Stored records
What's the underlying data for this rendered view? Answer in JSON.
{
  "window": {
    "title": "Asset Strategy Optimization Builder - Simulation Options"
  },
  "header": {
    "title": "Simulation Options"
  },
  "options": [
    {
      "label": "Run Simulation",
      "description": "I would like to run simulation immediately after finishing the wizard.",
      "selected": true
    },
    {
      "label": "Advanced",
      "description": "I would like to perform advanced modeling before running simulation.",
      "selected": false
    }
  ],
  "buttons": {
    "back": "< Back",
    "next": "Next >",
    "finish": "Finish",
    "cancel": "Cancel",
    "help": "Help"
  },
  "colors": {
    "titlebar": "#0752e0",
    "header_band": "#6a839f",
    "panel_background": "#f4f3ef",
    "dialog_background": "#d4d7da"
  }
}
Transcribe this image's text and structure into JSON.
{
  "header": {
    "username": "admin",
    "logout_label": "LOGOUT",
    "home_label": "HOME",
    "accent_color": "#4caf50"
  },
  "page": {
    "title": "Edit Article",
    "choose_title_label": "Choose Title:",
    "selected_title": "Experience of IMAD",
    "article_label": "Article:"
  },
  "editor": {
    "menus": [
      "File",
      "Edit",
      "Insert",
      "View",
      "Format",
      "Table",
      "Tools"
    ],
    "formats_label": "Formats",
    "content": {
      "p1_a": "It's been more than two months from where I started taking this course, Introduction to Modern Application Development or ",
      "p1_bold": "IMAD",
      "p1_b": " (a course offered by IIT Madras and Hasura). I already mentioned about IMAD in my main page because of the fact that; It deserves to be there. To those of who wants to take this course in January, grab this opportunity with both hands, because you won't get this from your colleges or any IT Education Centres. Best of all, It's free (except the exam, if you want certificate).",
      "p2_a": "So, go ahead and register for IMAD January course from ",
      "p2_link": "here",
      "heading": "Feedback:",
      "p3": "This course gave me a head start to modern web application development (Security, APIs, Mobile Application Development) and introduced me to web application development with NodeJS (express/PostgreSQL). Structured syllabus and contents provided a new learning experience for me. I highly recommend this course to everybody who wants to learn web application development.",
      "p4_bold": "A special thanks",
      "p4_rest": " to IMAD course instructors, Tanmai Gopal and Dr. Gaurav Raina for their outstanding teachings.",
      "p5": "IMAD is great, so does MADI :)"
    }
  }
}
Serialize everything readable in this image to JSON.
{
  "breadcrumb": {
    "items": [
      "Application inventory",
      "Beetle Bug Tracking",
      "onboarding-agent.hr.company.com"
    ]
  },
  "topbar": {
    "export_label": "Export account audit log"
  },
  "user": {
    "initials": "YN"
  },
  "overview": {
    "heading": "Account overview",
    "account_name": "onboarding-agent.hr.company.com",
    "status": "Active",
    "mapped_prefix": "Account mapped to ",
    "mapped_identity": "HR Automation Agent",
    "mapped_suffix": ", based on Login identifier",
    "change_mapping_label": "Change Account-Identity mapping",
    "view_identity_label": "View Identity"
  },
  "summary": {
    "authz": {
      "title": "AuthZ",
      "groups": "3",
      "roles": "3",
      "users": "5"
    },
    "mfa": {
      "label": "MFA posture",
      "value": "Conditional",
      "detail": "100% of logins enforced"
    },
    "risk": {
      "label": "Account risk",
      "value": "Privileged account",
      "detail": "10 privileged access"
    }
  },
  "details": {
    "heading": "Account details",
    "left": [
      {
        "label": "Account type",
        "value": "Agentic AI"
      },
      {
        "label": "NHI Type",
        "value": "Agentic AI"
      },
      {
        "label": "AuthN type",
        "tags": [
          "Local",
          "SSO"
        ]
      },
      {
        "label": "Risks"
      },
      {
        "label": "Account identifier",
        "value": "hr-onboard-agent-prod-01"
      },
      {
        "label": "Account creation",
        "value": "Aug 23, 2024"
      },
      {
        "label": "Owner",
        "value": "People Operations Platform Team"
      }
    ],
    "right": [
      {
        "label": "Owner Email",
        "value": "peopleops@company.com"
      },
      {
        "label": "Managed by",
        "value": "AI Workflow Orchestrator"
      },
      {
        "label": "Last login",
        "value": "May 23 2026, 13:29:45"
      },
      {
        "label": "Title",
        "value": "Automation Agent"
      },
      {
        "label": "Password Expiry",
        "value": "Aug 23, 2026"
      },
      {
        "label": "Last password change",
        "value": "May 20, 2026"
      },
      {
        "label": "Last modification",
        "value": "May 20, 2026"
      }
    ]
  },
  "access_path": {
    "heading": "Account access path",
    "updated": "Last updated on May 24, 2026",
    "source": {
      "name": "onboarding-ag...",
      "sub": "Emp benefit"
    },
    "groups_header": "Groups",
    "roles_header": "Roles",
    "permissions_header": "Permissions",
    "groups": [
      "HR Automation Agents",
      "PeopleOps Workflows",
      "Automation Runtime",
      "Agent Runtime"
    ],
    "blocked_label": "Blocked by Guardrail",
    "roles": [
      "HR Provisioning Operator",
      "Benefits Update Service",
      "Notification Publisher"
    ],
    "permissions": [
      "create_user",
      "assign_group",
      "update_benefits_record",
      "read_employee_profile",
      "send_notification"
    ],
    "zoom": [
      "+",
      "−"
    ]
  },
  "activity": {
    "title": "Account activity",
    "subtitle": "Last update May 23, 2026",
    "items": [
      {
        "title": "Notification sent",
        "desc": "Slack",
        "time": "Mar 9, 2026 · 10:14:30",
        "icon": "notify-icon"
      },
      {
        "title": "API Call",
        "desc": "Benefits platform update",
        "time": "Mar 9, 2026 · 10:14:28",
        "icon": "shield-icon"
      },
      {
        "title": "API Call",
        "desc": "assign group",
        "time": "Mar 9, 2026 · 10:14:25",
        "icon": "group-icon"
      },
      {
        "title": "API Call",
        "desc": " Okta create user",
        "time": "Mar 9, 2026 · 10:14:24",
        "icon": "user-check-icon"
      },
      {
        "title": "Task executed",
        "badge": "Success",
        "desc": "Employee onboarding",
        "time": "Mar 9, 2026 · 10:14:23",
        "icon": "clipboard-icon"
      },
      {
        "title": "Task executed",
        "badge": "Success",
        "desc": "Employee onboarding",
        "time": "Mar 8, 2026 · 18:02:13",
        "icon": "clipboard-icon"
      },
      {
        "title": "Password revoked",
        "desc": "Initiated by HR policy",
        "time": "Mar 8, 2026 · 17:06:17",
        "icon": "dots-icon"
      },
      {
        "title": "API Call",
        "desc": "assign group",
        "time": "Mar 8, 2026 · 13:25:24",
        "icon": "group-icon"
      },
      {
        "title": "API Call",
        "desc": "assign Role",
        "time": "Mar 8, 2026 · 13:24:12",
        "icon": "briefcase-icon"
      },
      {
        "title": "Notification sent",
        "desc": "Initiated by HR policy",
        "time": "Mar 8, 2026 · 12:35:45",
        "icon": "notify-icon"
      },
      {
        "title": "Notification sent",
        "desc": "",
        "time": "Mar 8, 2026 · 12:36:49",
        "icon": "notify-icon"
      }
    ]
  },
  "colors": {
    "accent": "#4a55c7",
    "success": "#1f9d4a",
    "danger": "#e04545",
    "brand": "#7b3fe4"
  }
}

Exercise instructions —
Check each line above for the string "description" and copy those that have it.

Answer section —
      "description": "I would like to run simulation immediately after finishing the wizard.",
      "description": "I would like to perform advanced modeling before running simulation.",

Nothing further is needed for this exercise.